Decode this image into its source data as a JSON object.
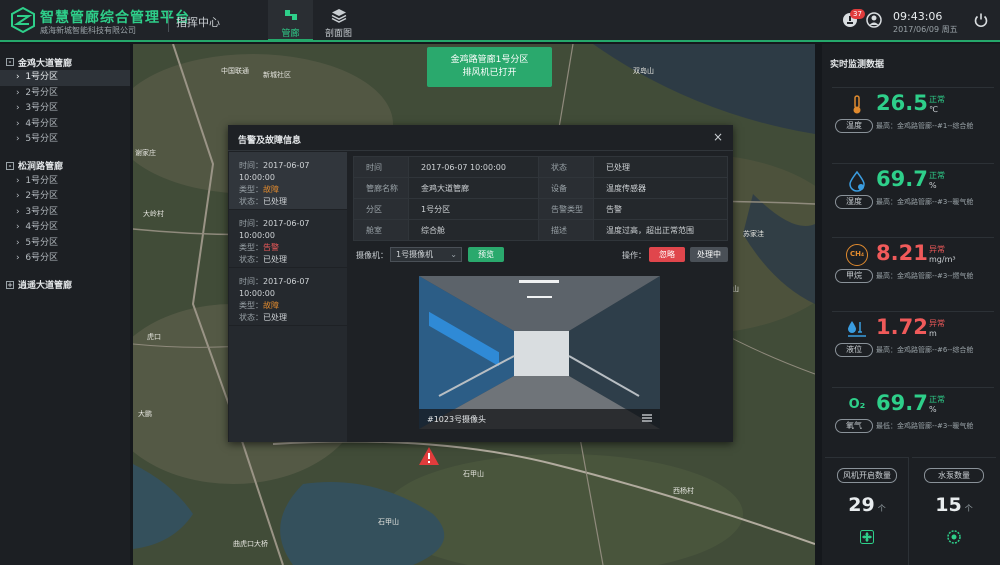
{
  "header": {
    "brand_title": "智慧管廊综合管理平台",
    "brand_sub": "威海新城智能科技有限公司",
    "center_label": "指挥中心",
    "tabs": [
      {
        "label": "管廊"
      },
      {
        "label": "剖面图"
      }
    ],
    "notification_count": "37",
    "time": "09:43:06",
    "date": "2017/06/09 周五"
  },
  "sidebar": {
    "groups": [
      {
        "title": "金鸡大道管廊",
        "toggle": "-",
        "items": [
          "1号分区",
          "2号分区",
          "3号分区",
          "4号分区",
          "5号分区"
        ]
      },
      {
        "title": "松涧路管廊",
        "toggle": "-",
        "items": [
          "1号分区",
          "2号分区",
          "3号分区",
          "4号分区",
          "5号分区",
          "6号分区"
        ]
      },
      {
        "title": "逍遥大道管廊",
        "toggle": "+",
        "items": []
      }
    ]
  },
  "notification": {
    "line1": "金鸡路管廊1号分区",
    "line2": "排风机已打开"
  },
  "dialog": {
    "title": "告警及故障信息",
    "close": "×",
    "alarms": [
      {
        "time_k": "时间：",
        "time": "2017-06-07 10:00:00",
        "type_k": "类型：",
        "type": "故障",
        "status_k": "状态：",
        "status": "已处理"
      },
      {
        "time_k": "时间：",
        "time": "2017-06-07 10:00:00",
        "type_k": "类型：",
        "type": "告警",
        "status_k": "状态：",
        "status": "已处理"
      },
      {
        "time_k": "时间：",
        "time": "2017-06-07 10:00:00",
        "type_k": "类型：",
        "type": "故障",
        "status_k": "状态：",
        "status": "已处理"
      }
    ],
    "info": [
      [
        "时间",
        "2017-06-07 10:00:00",
        "状态",
        "已处理"
      ],
      [
        "管廊名称",
        "金鸡大道管廊",
        "设备",
        "温度传感器"
      ],
      [
        "分区",
        "1号分区",
        "告警类型",
        "告警"
      ],
      [
        "舱室",
        "综合舱",
        "描述",
        "温度过高，超出正常范围"
      ]
    ],
    "camera_label": "摄像机：",
    "camera_value": "1号摄像机",
    "preview_btn": "预览",
    "operation_label": "操作：",
    "ignore_btn": "忽略",
    "processing_btn": "处理中",
    "video_caption": "#1023号摄像头"
  },
  "right_panel": {
    "title": "实时监测数据",
    "metrics": [
      {
        "label": "温度",
        "value": "26.5",
        "status": "正常",
        "unit": "℃",
        "note": "最高：金鸡路管廊--#1--综合舱",
        "color": "#2ecf8a",
        "icon": "thermometer-icon"
      },
      {
        "label": "湿度",
        "value": "69.7",
        "status": "正常",
        "unit": "%",
        "note": "最高：金鸡路管廊--#3--暖气舱",
        "color": "#2ecf8a",
        "icon": "humidity-icon"
      },
      {
        "label": "甲烷",
        "value": "8.21",
        "status": "异常",
        "unit": "mg/m³",
        "note": "最高：金鸡路管廊--#3--燃气舱",
        "color": "#f05a5a",
        "icon": "methane-icon",
        "icon_text": "CH₄"
      },
      {
        "label": "液位",
        "value": "1.72",
        "status": "异常",
        "unit": "m",
        "note": "最高：金鸡路管廊--#6--综合舱",
        "color": "#f05a5a",
        "icon": "water-level-icon"
      },
      {
        "label": "氧气",
        "value": "69.7",
        "status": "正常",
        "unit": "%",
        "note": "最低：金鸡路管廊--#3--暖气舱",
        "color": "#2ecf8a",
        "icon": "oxygen-icon",
        "icon_text": "O₂"
      }
    ],
    "fan": {
      "label": "风机开启数量",
      "value": "29",
      "unit": "个"
    },
    "pump": {
      "label": "水泵数量",
      "value": "15",
      "unit": "个"
    }
  },
  "map_labels": [
    "中国联通",
    "新城社区",
    "虎口",
    "石甲山",
    "西杨村",
    "大岭村",
    "曲虎口大桥",
    "谢家庄",
    "苏家洼",
    "双岛山",
    "凤凰山",
    "大鹏",
    "石甲山"
  ],
  "colors": {
    "accent": "#25a86b",
    "normal": "#2ecf8a",
    "abnormal": "#f05a5a",
    "warning": "#e08a2e"
  }
}
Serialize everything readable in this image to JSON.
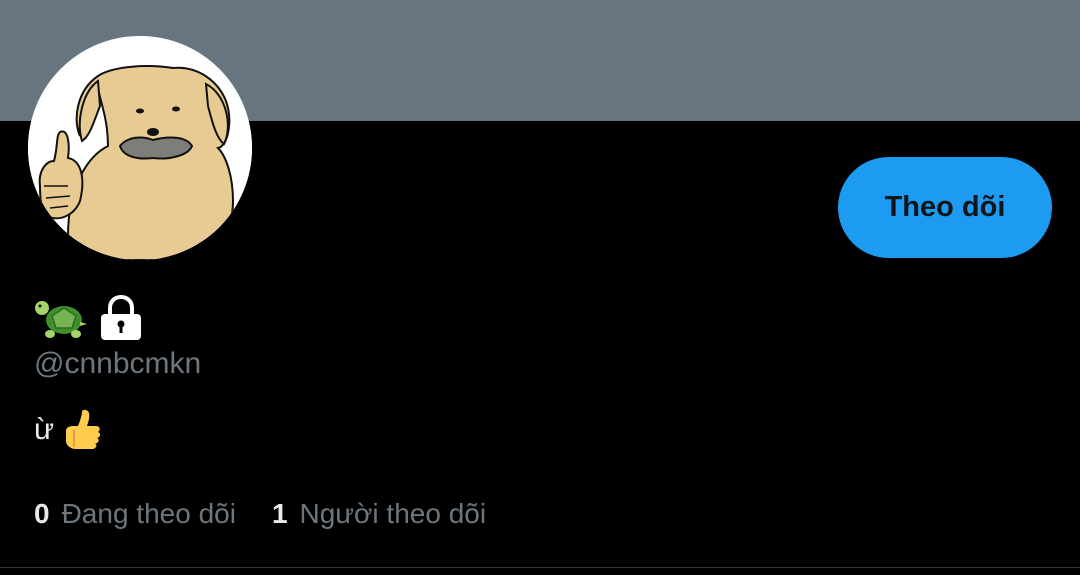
{
  "profile": {
    "banner_color": "#66757f",
    "avatar_icon": "dog-thumbs-up-avatar",
    "name_icons": [
      "turtle-emoji",
      "lock-icon"
    ],
    "handle": "@cnnbcmkn",
    "bio_text": "ừ",
    "bio_icon": "thumbs-up-emoji"
  },
  "follow_button": {
    "label": "Theo dõi",
    "color": "#1d9bf0"
  },
  "stats": {
    "following_count": "0",
    "following_label": "Đang theo dõi",
    "followers_count": "1",
    "followers_label": "Người theo dõi"
  }
}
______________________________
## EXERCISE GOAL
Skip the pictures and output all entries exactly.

## SOLUTION FOR THIS EXERCISE
Decode this image into its source data as a JSON object.
{
  "header": {
    "brand_title": "智慧管廊综合管理平台",
    "brand_sub": "威海新城智能科技有限公司",
    "center_label": "指挥中心",
    "tabs": [
      {
        "label": "管廊"
      },
      {
        "label": "剖面图"
      }
    ],
    "notification_count": "37",
    "time": "09:43:06",
    "date": "2017/06/09 周五"
  },
  "sidebar": {
    "groups": [
      {
        "title": "金鸡大道管廊",
        "toggle": "-",
        "items": [
          "1号分区",
          "2号分区",
          "3号分区",
          "4号分区",
          "5号分区"
        ]
      },
      {
        "title": "松涧路管廊",
        "toggle": "-",
        "items": [
          "1号分区",
          "2号分区",
          "3号分区",
          "4号分区",
          "5号分区",
          "6号分区"
        ]
      },
      {
        "title": "逍遥大道管廊",
        "toggle": "+",
        "items": []
      }
    ]
  },
  "notification": {
    "line1": "金鸡路管廊1号分区",
    "line2": "排风机已打开"
  },
  "dialog": {
    "title": "告警及故障信息",
    "close": "×",
    "alarms": [
      {
        "time_k": "时间：",
        "time": "2017-06-07 10:00:00",
        "type_k": "类型：",
        "type": "故障",
        "status_k": "状态：",
        "status": "已处理"
      },
      {
        "time_k": "时间：",
        "time": "2017-06-07 10:00:00",
        "type_k": "类型：",
        "type": "告警",
        "status_k": "状态：",
        "status": "已处理"
      },
      {
        "time_k": "时间：",
        "time": "2017-06-07 10:00:00",
        "type_k": "类型：",
        "type": "故障",
        "status_k": "状态：",
        "status": "已处理"
      }
    ],
    "info": [
      [
        "时间",
        "2017-06-07 10:00:00",
        "状态",
        "已处理"
      ],
      [
        "管廊名称",
        "金鸡大道管廊",
        "设备",
        "温度传感器"
      ],
      [
        "分区",
        "1号分区",
        "告警类型",
        "告警"
      ],
      [
        "舱室",
        "综合舱",
        "描述",
        "温度过高，超出正常范围"
      ]
    ],
    "camera_label": "摄像机：",
    "camera_value": "1号摄像机",
    "preview_btn": "预览",
    "operation_label": "操作：",
    "ignore_btn": "忽略",
    "processing_btn": "处理中",
    "video_caption": "#1023号摄像头"
  },
  "right_panel": {
    "title": "实时监测数据",
    "metrics": [
      {
        "label": "温度",
        "value": "26.5",
        "status": "正常",
        "unit": "℃",
        "note": "最高：金鸡路管廊--#1--综合舱",
        "color": "#2ecf8a",
        "icon": "thermometer-icon"
      },
      {
        "label": "湿度",
        "value": "69.7",
        "status": "正常",
        "unit": "%",
        "note": "最高：金鸡路管廊--#3--暖气舱",
        "color": "#2ecf8a",
        "icon": "humidity-icon"
      },
      {
        "label": "甲烷",
        "value": "8.21",
        "status": "异常",
        "unit": "mg/m³",
        "note": "最高：金鸡路管廊--#3--燃气舱",
        "color": "#f05a5a",
        "icon": "methane-icon",
        "icon_text": "CH₄"
      },
      {
        "label": "液位",
        "value": "1.72",
        "status": "异常",
        "unit": "m",
        "note": "最高：金鸡路管廊--#6--综合舱",
        "color": "#f05a5a",
        "icon": "water-level-icon"
      },
      {
        "label": "氧气",
        "value": "69.7",
        "status": "正常",
        "unit": "%",
        "note": "最低：金鸡路管廊--#3--暖气舱",
        "color": "#2ecf8a",
        "icon": "oxygen-icon",
        "icon_text": "O₂"
      }
    ],
    "fan": {
      "label": "风机开启数量",
      "value": "29",
      "unit": "个"
    },
    "pump": {
      "label": "水泵数量",
      "value": "15",
      "unit": "个"
    }
  },
  "map_labels": [
    "中国联通",
    "新城社区",
    "虎口",
    "石甲山",
    "西杨村",
    "大岭村",
    "曲虎口大桥",
    "谢家庄",
    "苏家洼",
    "双岛山",
    "凤凰山",
    "大鹏",
    "石甲山"
  ],
  "colors": {
    "accent": "#25a86b",
    "normal": "#2ecf8a",
    "abnormal": "#f05a5a",
    "warning": "#e08a2e"
  }
}
Serialize everything readable in this image to JSON.
{
  "profile": {
    "banner_color": "#66757f",
    "avatar_icon": "dog-thumbs-up-avatar",
    "name_icons": [
      "turtle-emoji",
      "lock-icon"
    ],
    "handle": "@cnnbcmkn",
    "bio_text": "ừ",
    "bio_icon": "thumbs-up-emoji"
  },
  "follow_button": {
    "label": "Theo dõi",
    "color": "#1d9bf0"
  },
  "stats": {
    "following_count": "0",
    "following_label": "Đang theo dõi",
    "followers_count": "1",
    "followers_label": "Người theo dõi"
  }
}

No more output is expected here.